This point easily goes to The Aristocats as I’ve had “Everybody Wants to Be a Cat” stuck in my head for days now.
Most Magical Disney Moment: The dance scene for “Everybody Wants to Be a Cat” in The Aristocats is so much fun. It’s got that swinging song and killer dance moves. There’s this cool, 1960s groovy feel to the visuals as they rapidly strobe between different colors. If you ignore the fact that some of them are wildly offensive, the characters are the type you’d want to party with. And, it’s led by Scat Cat, who I just realized on this rewatch is voiced by the guy from The Shining. So, that’s fun.
I had to really stretch to find something for George of the Jungle. Ultimately, I’m going with the last thing you see on screen, Ape singing Frank Sinatra in a Las Vegas casino. It’s ridiculous, but so is the rest of the movie. Plus, it features my favorite character and shows off the rather impressive puppetry Henson Studios came up with.
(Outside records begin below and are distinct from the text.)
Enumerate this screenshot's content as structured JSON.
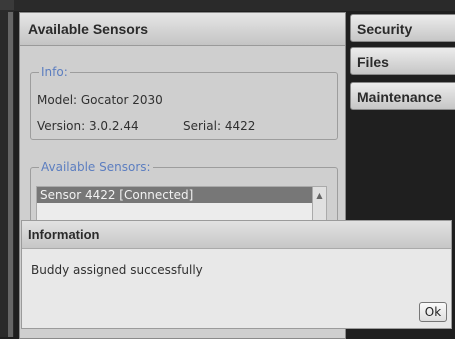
{
  "main_panel": {
    "title": "Available Sensors",
    "info": {
      "legend": "Info:",
      "model": "Model: Gocator 2030",
      "version": "Version: 3.0.2.44",
      "serial": "Serial: 4422"
    },
    "sensors": {
      "legend": "Available Sensors:",
      "items": [
        {
          "label": "Sensor 4422 [Connected]",
          "selected": true
        }
      ]
    }
  },
  "right_nav": [
    {
      "label": "Security"
    },
    {
      "label": "Files"
    },
    {
      "label": "Maintenance"
    }
  ],
  "dialog": {
    "title": "Information",
    "message": "Buddy assigned successfully",
    "ok_label": "Ok"
  },
  "colors": {
    "legend": "#5c7ec0",
    "selected_row": "#777777",
    "background": "#1f1f1f"
  }
}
It’s a fun stinger on an otherwise not so fun movie.
And, apparently, a big chunk of the sequel takes place in Vegas, so I maaaaaaay just have to check that out. (Someone send help.)
Ultimately, it’s gotta be The Aristocats. I mean… I couldn’t honestly give it to a primate singing Sinatra, could I? (I totally would have.)
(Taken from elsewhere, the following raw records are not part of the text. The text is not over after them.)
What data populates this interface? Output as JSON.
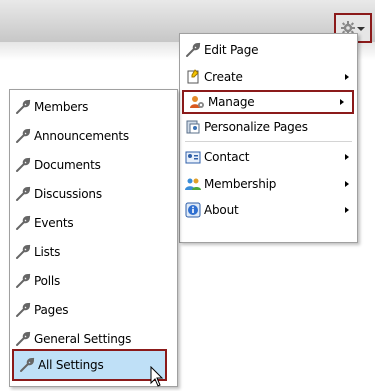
{
  "main_menu": {
    "items": [
      {
        "label": "Edit Page",
        "icon": "wrench-icon"
      },
      {
        "label": "Create",
        "icon": "create-icon"
      },
      {
        "label": "Manage",
        "icon": "manage-icon"
      },
      {
        "label": "Personalize Pages",
        "icon": "personalize-icon"
      },
      {
        "label": "Contact",
        "icon": "contact-icon"
      },
      {
        "label": "Membership",
        "icon": "membership-icon"
      },
      {
        "label": "About",
        "icon": "info-icon"
      }
    ]
  },
  "manage_submenu": {
    "items": [
      {
        "label": "Members"
      },
      {
        "label": "Announcements"
      },
      {
        "label": "Documents"
      },
      {
        "label": "Discussions"
      },
      {
        "label": "Events"
      },
      {
        "label": "Lists"
      },
      {
        "label": "Polls"
      },
      {
        "label": "Pages"
      },
      {
        "label": "General Settings"
      },
      {
        "label": "All Settings"
      }
    ]
  },
  "colors": {
    "highlight_border": "#8b1a1a",
    "selected_background": "#bfe0f7"
  }
}
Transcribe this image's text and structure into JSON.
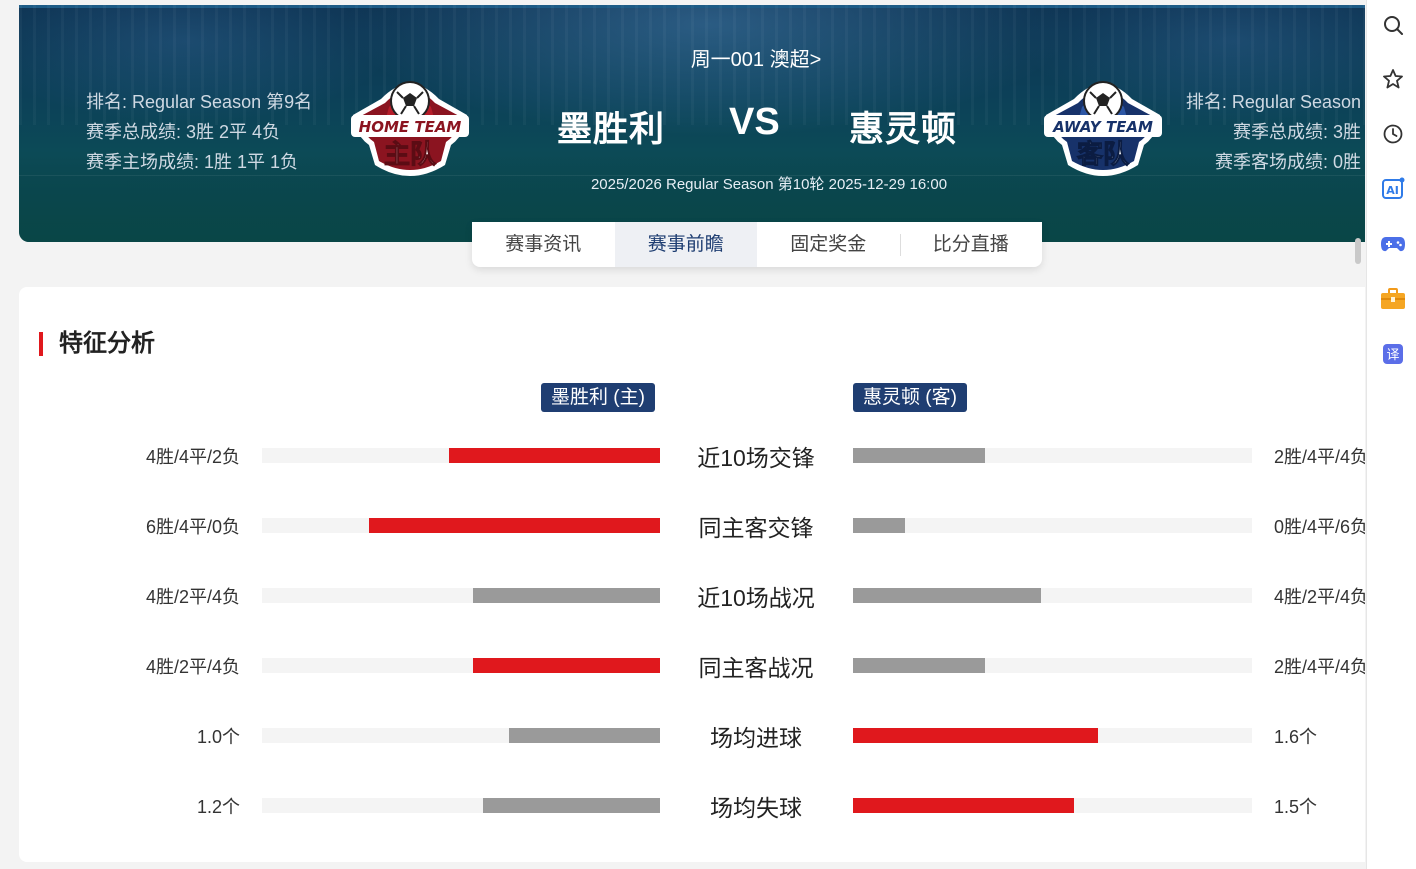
{
  "hero": {
    "league_line": "周一001 澳超>",
    "home_team": "墨胜利",
    "away_team": "惠灵顿",
    "vs": "VS",
    "match_info": "2025/2026 Regular Season 第10轮 2025-12-29 16:00",
    "home_stats": {
      "rank": "排名: Regular Season 第9名",
      "season_total": "赛季总成绩: 3胜 2平 4负",
      "season_home": "赛季主场成绩: 1胜 1平 1负"
    },
    "away_stats": {
      "rank": "排名: Regular Season",
      "season_total": "赛季总成绩: 3胜",
      "season_away": "赛季客场成绩: 0胜"
    },
    "home_badge": {
      "top": "HOME TEAM",
      "bottom": "主队"
    },
    "away_badge": {
      "top": "AWAY TEAM",
      "bottom": "客队"
    }
  },
  "tabs": [
    {
      "label": "赛事资讯",
      "active": false
    },
    {
      "label": "赛事前瞻",
      "active": true
    },
    {
      "label": "固定奖金",
      "active": false
    },
    {
      "label": "比分直播",
      "active": false
    }
  ],
  "analysis": {
    "title": "特征分析",
    "home_tag": "墨胜利 (主)",
    "away_tag": "惠灵顿 (客)",
    "colors": {
      "highlight": "#e0181d",
      "neutral": "#9a9a9a",
      "track": "#f4f4f4"
    },
    "rows": [
      {
        "label": "近10场交锋",
        "home_value": "4胜/4平/2负",
        "home_pct": 0.53,
        "home_color": "red",
        "away_value": "2胜/4平/4负",
        "away_pct": 0.33,
        "away_color": "gray"
      },
      {
        "label": "同主客交锋",
        "home_value": "6胜/4平/0负",
        "home_pct": 0.73,
        "home_color": "red",
        "away_value": "0胜/4平/6负",
        "away_pct": 0.13,
        "away_color": "gray"
      },
      {
        "label": "近10场战况",
        "home_value": "4胜/2平/4负",
        "home_pct": 0.47,
        "home_color": "gray",
        "away_value": "4胜/2平/4负",
        "away_pct": 0.47,
        "away_color": "gray"
      },
      {
        "label": "同主客战况",
        "home_value": "4胜/2平/4负",
        "home_pct": 0.47,
        "home_color": "red",
        "away_value": "2胜/4平/4负",
        "away_pct": 0.33,
        "away_color": "gray"
      },
      {
        "label": "场均进球",
        "home_value": "1.0个",
        "home_pct": 0.38,
        "home_color": "gray",
        "away_value": "1.6个",
        "away_pct": 0.615,
        "away_color": "red"
      },
      {
        "label": "场均失球",
        "home_value": "1.2个",
        "home_pct": 0.445,
        "home_color": "gray",
        "away_value": "1.5个",
        "away_pct": 0.555,
        "away_color": "red"
      }
    ]
  },
  "sidebar": {
    "items": [
      {
        "icon": "search-icon"
      },
      {
        "icon": "star-icon"
      },
      {
        "icon": "history-icon"
      },
      {
        "icon": "ai-icon",
        "text": "AI"
      },
      {
        "icon": "gamepad-icon"
      },
      {
        "icon": "toolbox-icon"
      },
      {
        "icon": "translate-icon",
        "text": "译"
      }
    ]
  }
}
Legacies: Overall, the legacy for The Aristocats isn’t bad. It currently has a 66% on Rotten Tomatoes and a comparable 7.1 on IMDB. It finished it’s theatrical run at #5 in the 1970 box office. There was a sequel, but it was scrapped when John Lasseter took over as head creative officer for Disney. Around the same time, plans for a tv show were also scrapped. The three kittens can be met at some of the international Disney Parks but are super rare to non-existent in the U.S. Likewise, the film is represented in only Hong Kong and Tokyo’s versions of It’s a Small World with Marie making an appearance in the French section. But, perhaps most importantly, The Aristocats kept Disney animation alive after Walt’s passing. It’s financial and critical success renewed faith and confidence in the company going forward. Without The Aristocats, who knows where Disney would be today. So, even if I’m not the biggest fan, I have to give it props.
Ultimately, I would say that George of the Jungle didn’t leave much of a mark on Disney. It received a way too high 57% on Rotten Tomatoes and has a 5.4 on IMDB. It was the tenth highest-grossing movie of 1997, beating out Disney’s Hercules. There was a direct-to-video sequel made in 2003 that featured Thomas Haden Church, John Cleese, and no other original cast members. The movie is not currently represented in the Disney Parks or, honestly, talked about by the company at all. So, it’s more or less a movie that came out, made a lot of money, then disappeared forever.
Is it really a surprise that I’m giving the legacy point to The Aristocats? I would hope not.
AND THE WINNER IS…
To point this one in sports terms, it was a low scoring match, but the favorite still ultimately won out. In order to beat a Disney Animated Classic, you have to really bring the heat. George of the Jungle definitely didn’t.
So, congratulations, Duchess, Thomas O’Malley, and the kittens! We will see you in the next round.
Thank you all for joining me for this match-up. It was cool to revisit two films I haven’t seen in at least a decade. Sorry it took so long. I really dug deep into the history of The Aristocats and watched a few episodes of George of the Jungle for comparison. The next one shouldn’t take as much research. Speaking of which, it’ll be another wartime, animated feature, The Adventures of Ichabod and Mr. Toad, vs. one of the earliest live action pictures, Johnny Tremain. So, lots of good old fashioned Americana. Who will win? You’ll have to check back here in a couple of days!
See you then!